▸ **REQUIREMENT**:
For the word "grid", find each line in the entries where it occurs and copy that line.

==== GIVEN RECORDS

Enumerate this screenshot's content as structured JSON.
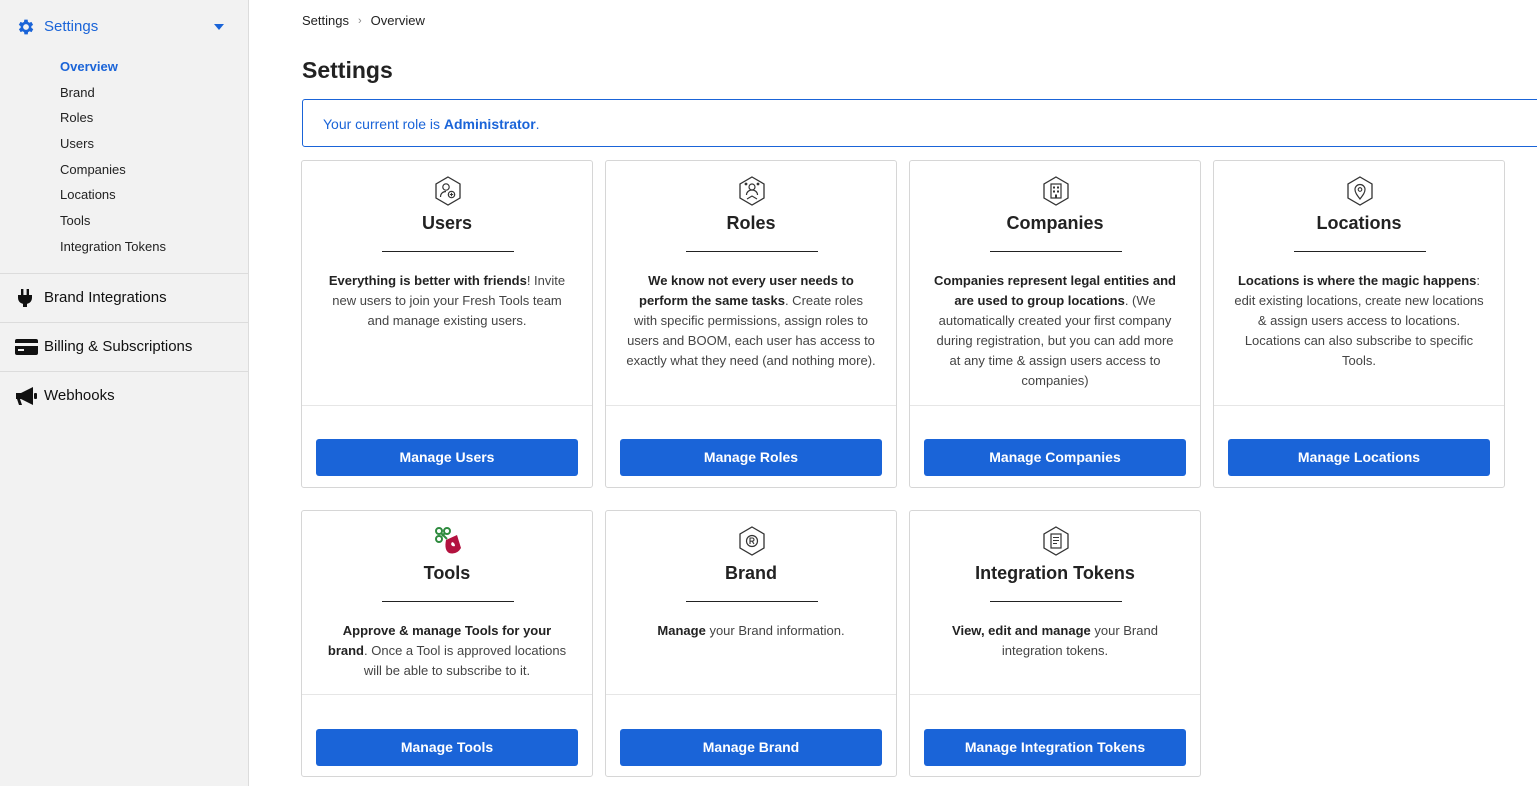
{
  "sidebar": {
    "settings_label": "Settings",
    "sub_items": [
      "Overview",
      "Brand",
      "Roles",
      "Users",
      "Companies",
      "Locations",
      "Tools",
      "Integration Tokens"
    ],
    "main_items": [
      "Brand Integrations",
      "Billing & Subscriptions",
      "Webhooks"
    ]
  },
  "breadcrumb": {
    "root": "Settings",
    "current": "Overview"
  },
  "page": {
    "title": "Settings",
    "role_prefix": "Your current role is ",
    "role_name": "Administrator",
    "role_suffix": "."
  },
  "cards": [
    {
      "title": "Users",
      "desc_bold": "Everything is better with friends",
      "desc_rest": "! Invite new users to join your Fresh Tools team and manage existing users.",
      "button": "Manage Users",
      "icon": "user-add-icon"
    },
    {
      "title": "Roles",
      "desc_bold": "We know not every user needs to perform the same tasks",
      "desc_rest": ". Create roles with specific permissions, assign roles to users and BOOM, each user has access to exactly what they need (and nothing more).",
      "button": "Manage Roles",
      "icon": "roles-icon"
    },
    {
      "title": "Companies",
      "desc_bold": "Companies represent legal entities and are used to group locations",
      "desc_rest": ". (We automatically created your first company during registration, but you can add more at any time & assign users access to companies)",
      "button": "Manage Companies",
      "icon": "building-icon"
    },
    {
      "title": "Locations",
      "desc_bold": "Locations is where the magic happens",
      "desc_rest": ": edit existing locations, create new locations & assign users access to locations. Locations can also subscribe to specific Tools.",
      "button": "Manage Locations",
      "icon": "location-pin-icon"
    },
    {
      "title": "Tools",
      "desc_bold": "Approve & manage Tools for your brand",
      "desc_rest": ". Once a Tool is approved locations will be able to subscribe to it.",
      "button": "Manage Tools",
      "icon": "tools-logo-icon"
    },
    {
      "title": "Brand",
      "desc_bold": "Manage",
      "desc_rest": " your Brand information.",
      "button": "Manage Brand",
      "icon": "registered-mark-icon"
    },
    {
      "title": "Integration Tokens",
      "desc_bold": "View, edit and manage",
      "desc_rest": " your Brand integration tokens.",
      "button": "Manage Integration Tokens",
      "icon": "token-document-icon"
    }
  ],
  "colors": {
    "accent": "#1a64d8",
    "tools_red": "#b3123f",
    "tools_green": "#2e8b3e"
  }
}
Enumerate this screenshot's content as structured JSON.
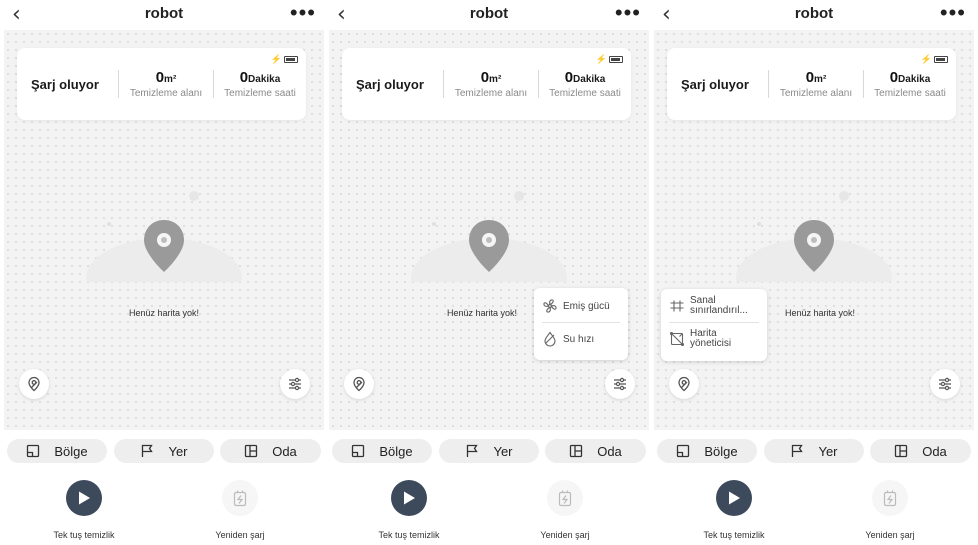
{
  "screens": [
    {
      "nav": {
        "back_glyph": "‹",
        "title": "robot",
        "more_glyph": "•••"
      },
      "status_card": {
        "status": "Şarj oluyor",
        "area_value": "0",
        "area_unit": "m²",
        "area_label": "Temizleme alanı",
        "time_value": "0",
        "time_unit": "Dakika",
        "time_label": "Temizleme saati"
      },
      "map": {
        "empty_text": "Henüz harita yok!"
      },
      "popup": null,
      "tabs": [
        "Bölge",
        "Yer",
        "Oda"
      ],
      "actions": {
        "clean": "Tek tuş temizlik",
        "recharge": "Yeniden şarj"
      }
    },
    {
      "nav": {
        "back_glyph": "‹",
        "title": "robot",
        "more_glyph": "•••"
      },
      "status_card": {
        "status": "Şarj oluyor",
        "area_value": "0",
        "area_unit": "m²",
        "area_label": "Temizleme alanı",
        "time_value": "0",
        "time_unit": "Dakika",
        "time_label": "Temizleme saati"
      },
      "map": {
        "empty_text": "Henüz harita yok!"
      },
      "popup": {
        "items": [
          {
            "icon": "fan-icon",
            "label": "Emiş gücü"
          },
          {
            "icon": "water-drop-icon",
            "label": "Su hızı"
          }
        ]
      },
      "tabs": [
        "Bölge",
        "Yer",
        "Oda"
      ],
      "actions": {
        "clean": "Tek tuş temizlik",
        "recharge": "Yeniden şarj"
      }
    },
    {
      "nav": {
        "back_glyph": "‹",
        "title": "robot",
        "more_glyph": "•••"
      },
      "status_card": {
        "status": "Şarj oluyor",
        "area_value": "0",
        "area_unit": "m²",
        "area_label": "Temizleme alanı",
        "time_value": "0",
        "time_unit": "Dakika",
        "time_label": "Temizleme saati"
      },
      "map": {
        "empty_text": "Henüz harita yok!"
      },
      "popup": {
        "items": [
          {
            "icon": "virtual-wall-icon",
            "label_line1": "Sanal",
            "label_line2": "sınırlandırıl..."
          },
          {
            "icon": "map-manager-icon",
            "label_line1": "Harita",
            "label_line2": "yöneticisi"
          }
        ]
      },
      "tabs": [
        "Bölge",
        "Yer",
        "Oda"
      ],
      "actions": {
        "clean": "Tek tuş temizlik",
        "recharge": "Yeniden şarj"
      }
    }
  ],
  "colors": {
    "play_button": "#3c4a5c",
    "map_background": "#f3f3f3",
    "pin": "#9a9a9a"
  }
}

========
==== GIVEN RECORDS

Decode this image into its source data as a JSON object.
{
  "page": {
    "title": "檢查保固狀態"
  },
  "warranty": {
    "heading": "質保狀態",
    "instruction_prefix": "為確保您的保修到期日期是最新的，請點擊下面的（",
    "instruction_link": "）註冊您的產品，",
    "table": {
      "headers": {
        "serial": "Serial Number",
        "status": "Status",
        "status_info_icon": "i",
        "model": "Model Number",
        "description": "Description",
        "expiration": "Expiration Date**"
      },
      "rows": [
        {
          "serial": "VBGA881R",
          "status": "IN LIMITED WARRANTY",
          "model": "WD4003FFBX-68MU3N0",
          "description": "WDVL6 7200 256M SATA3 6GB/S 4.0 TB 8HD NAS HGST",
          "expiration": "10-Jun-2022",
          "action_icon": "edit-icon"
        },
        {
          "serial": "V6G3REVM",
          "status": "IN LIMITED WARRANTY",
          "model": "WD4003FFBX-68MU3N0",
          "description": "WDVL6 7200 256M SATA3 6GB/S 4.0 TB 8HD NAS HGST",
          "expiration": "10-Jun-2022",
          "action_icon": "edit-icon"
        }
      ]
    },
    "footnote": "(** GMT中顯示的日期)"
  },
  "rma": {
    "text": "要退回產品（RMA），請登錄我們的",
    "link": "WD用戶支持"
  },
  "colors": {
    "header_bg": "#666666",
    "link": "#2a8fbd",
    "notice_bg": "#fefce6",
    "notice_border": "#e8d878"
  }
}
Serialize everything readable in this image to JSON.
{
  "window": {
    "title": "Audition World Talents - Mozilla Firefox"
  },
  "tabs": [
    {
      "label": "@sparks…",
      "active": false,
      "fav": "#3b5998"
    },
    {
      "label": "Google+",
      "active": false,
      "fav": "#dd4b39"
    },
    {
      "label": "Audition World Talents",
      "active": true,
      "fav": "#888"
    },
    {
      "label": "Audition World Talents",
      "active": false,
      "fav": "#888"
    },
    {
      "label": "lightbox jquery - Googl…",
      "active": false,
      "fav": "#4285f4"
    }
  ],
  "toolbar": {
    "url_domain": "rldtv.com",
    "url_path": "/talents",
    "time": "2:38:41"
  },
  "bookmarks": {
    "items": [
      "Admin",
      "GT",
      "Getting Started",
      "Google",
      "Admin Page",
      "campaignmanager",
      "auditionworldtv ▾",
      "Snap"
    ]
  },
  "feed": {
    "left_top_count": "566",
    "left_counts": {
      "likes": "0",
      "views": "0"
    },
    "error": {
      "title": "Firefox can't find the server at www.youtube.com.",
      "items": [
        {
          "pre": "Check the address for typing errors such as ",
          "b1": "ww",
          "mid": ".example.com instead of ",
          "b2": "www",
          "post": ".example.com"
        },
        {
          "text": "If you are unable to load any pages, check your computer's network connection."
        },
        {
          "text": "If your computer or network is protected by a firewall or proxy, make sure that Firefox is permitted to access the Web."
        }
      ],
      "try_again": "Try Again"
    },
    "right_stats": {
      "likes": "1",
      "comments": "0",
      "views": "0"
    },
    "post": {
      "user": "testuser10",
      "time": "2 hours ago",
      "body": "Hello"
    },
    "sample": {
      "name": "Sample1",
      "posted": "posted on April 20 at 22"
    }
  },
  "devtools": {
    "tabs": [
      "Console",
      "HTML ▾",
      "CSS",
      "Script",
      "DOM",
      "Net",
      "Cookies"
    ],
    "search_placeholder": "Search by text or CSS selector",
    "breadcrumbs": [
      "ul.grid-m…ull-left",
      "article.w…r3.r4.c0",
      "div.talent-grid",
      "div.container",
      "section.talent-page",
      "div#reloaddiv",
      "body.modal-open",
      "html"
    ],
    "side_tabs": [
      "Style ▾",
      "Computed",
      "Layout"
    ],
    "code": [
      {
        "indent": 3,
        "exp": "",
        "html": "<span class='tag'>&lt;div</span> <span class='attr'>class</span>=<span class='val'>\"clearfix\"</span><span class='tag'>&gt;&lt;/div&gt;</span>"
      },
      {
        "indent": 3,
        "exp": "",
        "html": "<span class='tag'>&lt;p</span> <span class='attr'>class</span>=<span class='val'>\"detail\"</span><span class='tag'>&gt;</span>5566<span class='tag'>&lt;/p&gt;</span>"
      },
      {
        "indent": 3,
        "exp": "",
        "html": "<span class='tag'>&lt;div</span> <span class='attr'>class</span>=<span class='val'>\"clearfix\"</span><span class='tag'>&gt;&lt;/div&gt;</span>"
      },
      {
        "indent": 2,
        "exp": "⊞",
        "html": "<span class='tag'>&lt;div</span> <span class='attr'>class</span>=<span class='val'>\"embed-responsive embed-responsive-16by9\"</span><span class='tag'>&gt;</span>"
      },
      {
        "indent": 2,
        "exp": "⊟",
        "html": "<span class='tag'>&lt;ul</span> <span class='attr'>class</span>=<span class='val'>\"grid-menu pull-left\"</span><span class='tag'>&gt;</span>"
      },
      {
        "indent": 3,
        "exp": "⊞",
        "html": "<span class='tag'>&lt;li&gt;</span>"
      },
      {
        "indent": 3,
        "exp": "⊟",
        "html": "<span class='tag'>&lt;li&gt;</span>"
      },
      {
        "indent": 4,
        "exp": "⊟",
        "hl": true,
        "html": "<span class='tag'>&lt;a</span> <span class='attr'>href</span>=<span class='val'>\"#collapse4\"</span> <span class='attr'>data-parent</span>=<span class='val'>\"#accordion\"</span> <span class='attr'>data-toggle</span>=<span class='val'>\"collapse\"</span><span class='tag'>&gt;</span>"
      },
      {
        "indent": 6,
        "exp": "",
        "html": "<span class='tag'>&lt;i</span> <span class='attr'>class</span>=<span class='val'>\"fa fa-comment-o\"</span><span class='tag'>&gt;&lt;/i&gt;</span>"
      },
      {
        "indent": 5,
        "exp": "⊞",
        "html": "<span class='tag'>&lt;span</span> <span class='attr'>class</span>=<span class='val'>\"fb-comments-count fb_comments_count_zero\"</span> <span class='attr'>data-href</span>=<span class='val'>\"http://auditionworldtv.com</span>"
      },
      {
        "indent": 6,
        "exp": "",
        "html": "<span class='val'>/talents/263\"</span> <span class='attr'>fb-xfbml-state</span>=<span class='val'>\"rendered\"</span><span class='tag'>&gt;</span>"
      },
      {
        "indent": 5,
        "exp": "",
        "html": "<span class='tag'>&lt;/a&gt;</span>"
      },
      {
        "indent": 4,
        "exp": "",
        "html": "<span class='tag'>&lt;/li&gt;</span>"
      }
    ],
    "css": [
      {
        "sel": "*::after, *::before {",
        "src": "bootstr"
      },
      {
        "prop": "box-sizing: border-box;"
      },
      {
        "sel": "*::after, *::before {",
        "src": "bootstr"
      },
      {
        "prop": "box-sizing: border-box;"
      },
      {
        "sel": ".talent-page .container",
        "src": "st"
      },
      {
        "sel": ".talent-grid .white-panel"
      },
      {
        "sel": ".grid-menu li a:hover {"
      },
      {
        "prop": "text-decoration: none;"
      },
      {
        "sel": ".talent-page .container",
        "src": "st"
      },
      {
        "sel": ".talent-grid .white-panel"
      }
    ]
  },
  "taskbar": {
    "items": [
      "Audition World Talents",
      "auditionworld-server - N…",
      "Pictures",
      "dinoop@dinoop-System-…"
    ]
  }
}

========

▸ **SOLUTION TO THIS EXERCISE**:
      "ul.grid-m…ull-left",
      "div.talent-grid",
        "html": "<span class='tag'>&lt;ul</span> <span class='attr'>class</span>=<span class='val'>\"grid-menu pull-left\"</span><span class='tag'>&gt;</span>"
        "sel": ".talent-grid .white-panel"
        "sel": ".grid-menu li a:hover {"
        "sel": ".talent-grid .white-panel"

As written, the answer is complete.